Like NaN, infinity is a special value that affects all subsequent computations. Once you have an infinity value, subsequent operations on that value will also generate infinity. One easy workaround when encountering infinity values is to switch to a larger type like `double`

instead of `float`

.

## Addition and subtraction

Addition or subtraction of two floating point numbers \(A\) and \(B\) requires the radix points of the two values to be aligned. This is already the case if the two numbers have the same exponent, but if not, the value with the smaller exponent needs the mantissa to be shifted to the right by \(E_{larger} - E_{smaller}\) bits. Note that this this operation results in the smaller value becoming denormalised.

Once the radix points of the two values are aligned, the mantissa bits can simply be added together as with fixed point values. The exponent of the result is based on \(E_{larger}\), although it may be necessary to adjust this to ensure that the result is correctly normalised.

Subtraction works using a similar process, but if the result is much smaller than either of the input values, then zeros will be shifted into the mantissa value from the right until the result is properly normalised.

### Issues

Issues can occur when adding or subtracting floating point numbers that differ significantly in magnitude. The mantissa bits of the smaller value need to be shifted to align radix points with the larger value and this can result in the loss of all significant bits from the smaller value.

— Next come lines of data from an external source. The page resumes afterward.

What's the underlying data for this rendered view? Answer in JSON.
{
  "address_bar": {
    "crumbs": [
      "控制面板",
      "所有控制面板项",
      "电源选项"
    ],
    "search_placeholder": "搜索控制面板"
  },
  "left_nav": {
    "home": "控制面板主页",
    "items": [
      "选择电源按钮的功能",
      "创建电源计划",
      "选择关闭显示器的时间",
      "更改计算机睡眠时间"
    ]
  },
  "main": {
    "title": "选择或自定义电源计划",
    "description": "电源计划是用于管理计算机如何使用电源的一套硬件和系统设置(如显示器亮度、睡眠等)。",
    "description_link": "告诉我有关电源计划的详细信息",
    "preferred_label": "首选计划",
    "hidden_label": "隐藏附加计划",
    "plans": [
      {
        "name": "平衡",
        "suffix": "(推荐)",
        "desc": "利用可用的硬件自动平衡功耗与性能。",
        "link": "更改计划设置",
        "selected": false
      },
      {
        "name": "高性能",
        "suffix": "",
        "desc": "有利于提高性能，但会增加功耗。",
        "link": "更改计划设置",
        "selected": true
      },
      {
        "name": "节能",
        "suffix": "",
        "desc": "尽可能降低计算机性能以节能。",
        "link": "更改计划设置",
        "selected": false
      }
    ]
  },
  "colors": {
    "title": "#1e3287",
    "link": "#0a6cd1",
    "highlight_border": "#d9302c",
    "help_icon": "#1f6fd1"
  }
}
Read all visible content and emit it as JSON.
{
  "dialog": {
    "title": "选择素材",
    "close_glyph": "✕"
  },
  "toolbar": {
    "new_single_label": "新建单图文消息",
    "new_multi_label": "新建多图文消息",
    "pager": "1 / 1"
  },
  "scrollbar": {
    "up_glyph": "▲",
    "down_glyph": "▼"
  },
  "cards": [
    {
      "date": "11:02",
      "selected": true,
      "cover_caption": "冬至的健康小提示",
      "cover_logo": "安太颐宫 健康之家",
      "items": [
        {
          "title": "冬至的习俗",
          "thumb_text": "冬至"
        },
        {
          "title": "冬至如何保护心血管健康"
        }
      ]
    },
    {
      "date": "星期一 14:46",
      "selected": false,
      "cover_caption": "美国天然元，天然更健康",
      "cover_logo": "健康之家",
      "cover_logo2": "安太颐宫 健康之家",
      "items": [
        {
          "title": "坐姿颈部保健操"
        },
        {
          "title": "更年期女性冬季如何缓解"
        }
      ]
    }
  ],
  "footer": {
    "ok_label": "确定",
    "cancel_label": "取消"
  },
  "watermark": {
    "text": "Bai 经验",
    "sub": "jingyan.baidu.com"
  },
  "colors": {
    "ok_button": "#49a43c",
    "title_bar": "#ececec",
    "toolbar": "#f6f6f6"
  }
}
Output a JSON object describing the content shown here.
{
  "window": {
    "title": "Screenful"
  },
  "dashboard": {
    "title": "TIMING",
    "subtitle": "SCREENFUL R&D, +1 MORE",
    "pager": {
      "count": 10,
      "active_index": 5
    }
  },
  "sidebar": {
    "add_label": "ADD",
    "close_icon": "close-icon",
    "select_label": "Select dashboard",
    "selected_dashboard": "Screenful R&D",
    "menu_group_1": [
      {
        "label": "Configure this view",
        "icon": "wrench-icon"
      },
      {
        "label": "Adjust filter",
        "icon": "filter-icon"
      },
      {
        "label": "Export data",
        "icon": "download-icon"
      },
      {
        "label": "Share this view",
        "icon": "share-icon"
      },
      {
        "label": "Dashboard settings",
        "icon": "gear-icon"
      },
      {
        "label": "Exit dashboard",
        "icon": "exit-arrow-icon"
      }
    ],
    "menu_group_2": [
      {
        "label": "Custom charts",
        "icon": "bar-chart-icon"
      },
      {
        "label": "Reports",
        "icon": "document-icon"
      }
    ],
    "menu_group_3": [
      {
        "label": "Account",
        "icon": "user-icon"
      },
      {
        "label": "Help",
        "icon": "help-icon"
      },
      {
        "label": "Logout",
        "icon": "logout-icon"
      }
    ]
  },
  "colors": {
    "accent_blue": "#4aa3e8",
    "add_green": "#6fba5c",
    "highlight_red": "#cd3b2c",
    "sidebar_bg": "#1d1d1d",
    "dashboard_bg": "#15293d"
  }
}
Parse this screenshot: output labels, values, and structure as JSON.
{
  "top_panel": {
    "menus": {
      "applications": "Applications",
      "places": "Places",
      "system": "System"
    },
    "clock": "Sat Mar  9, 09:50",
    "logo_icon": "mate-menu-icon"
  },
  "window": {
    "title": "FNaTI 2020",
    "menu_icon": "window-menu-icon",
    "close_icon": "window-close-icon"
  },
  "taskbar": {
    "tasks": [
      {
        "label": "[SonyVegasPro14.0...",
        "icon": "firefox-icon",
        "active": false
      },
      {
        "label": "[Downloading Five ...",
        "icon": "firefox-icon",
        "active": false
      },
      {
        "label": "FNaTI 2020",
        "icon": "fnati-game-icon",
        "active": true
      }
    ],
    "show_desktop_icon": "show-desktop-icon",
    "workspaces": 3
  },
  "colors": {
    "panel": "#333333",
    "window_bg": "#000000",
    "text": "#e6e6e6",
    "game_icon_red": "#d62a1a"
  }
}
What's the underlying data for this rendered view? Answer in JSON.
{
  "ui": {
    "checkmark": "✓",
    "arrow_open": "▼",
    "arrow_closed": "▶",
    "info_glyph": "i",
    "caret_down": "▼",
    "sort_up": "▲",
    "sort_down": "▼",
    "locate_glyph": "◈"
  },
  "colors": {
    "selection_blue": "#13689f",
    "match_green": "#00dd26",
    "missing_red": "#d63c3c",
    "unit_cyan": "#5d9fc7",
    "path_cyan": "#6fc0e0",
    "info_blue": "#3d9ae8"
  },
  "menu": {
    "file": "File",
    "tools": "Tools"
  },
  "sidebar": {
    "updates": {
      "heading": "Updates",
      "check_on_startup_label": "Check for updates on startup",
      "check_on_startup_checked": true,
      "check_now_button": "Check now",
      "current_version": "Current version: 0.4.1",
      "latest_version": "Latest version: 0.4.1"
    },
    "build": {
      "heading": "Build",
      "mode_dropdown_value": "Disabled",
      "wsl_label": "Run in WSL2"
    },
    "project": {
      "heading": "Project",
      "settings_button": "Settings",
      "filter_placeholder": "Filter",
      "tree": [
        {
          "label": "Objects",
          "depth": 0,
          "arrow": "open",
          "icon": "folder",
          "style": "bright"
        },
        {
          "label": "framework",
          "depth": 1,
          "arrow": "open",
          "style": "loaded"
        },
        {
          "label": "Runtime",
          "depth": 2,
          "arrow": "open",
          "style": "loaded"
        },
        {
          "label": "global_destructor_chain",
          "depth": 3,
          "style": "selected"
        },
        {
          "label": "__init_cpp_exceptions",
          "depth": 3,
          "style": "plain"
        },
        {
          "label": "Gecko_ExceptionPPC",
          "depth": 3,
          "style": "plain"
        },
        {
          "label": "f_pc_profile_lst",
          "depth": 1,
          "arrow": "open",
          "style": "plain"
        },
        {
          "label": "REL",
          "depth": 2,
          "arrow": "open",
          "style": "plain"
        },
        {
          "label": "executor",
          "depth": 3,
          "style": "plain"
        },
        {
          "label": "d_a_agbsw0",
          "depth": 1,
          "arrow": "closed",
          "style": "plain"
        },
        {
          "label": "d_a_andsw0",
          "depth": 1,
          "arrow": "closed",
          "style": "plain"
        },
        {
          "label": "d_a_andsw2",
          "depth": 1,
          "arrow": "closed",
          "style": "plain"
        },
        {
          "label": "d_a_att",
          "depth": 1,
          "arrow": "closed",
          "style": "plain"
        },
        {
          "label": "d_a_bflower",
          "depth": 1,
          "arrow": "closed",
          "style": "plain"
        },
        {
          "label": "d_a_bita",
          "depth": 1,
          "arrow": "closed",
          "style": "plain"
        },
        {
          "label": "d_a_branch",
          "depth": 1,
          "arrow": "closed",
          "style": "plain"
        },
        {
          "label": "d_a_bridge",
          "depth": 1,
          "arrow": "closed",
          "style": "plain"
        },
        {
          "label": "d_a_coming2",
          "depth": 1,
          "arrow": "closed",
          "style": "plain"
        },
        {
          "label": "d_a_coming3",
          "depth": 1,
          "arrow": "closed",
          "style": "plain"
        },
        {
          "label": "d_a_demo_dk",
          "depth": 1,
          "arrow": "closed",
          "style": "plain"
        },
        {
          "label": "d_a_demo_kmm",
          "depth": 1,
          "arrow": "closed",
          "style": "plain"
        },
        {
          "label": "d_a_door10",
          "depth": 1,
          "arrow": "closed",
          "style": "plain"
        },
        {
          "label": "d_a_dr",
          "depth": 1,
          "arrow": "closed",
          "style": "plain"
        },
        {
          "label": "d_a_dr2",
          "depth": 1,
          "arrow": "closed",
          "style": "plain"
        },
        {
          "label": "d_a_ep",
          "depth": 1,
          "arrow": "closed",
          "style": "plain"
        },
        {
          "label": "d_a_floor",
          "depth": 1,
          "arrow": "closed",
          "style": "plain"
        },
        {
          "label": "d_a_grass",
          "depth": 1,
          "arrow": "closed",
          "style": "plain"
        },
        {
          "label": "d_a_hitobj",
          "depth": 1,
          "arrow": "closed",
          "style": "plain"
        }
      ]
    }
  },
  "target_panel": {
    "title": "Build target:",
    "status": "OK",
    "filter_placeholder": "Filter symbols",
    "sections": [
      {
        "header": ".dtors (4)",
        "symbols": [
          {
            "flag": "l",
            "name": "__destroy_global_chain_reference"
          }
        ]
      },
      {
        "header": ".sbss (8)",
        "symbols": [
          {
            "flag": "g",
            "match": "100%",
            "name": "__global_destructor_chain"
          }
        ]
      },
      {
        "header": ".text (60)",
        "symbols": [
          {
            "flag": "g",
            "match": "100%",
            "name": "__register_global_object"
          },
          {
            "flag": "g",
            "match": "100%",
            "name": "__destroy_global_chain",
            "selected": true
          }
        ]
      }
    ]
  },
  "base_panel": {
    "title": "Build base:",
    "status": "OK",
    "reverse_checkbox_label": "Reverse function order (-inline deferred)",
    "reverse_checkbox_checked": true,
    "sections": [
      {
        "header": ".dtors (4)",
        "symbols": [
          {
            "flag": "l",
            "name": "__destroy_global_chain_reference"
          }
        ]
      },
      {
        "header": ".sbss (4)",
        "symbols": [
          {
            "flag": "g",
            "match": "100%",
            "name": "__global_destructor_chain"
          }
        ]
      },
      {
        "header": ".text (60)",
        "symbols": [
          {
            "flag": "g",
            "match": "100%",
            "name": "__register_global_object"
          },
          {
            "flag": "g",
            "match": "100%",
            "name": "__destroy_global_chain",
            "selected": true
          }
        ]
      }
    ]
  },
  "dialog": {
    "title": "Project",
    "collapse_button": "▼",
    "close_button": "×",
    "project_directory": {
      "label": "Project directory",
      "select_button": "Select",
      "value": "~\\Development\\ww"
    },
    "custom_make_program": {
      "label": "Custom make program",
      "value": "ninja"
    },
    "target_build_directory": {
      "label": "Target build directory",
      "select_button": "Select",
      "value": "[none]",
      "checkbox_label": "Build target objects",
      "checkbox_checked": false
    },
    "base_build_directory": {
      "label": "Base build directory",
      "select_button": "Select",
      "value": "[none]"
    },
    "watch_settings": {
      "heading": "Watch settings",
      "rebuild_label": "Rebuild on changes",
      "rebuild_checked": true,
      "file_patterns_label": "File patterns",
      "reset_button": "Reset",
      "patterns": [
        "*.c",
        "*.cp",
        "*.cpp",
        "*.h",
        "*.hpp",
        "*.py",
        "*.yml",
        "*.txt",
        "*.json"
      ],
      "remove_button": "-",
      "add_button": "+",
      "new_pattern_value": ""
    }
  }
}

For example, let’s say we want to calculate \(A + B\) where \(A = 1.01_2\times2^{10}\) and \(B = 1.11_2\times2^{2}\). To show this more clearly, let’s restrict the mantissa to 5 bits.

The mantissas for both values look like this before addition:

A |
1 | . | 0 | 1 | 0 | 0 |

B |
1 | . | 1 | 1 | 0 | 0 |

However, to add the two values together we need to align the radix points of the two mantissas by \(E_{larger} - E_{smaller} = 10 - 2 = 8\) bits. This is accomplished by shifting \(B\) by 8 bits to the right, which results in the mantissa values below:

A |
1 | . | 0 | 1 | 0 | 0 |

B |
0 | . | 0 | 0 | 0 | 0 |

The difference in exponents between the two values has resulted in \(B\) becoming 0, so we’ve effectively been left with \(A + 0\)!

Another issue exists when subtracting two floating point values that are almost equal. This will produce a very small result after subtraction and zeros will need to be shifted in from the right to normalise the number. Any representation error in the number that existed before subtraction will be greatly increased by this process.

In summary, be careful when using addition and subtraction with numbers that differ significantly in magnitude, or subtraction of two large numbers where you depend on the accuracy of a small result.

## Summary

In summary, here are some things to bear in mind when you’re working with floating point:

- Floating point is an approximation and many decimal values cannot be represented exactly. Don’t use floating point if an exact representation is required!
- Make sure to use absolute and relative comparisons (such as Python’s
`math.isclose()`

) instead of exact comparisons when you need to compare floating point values. - Beware of NaN and Infinity values when performing calculations.
- Avoid addition or subtraction of values that differ significantly in magnitude as this can give unexpected behaviour or large errors.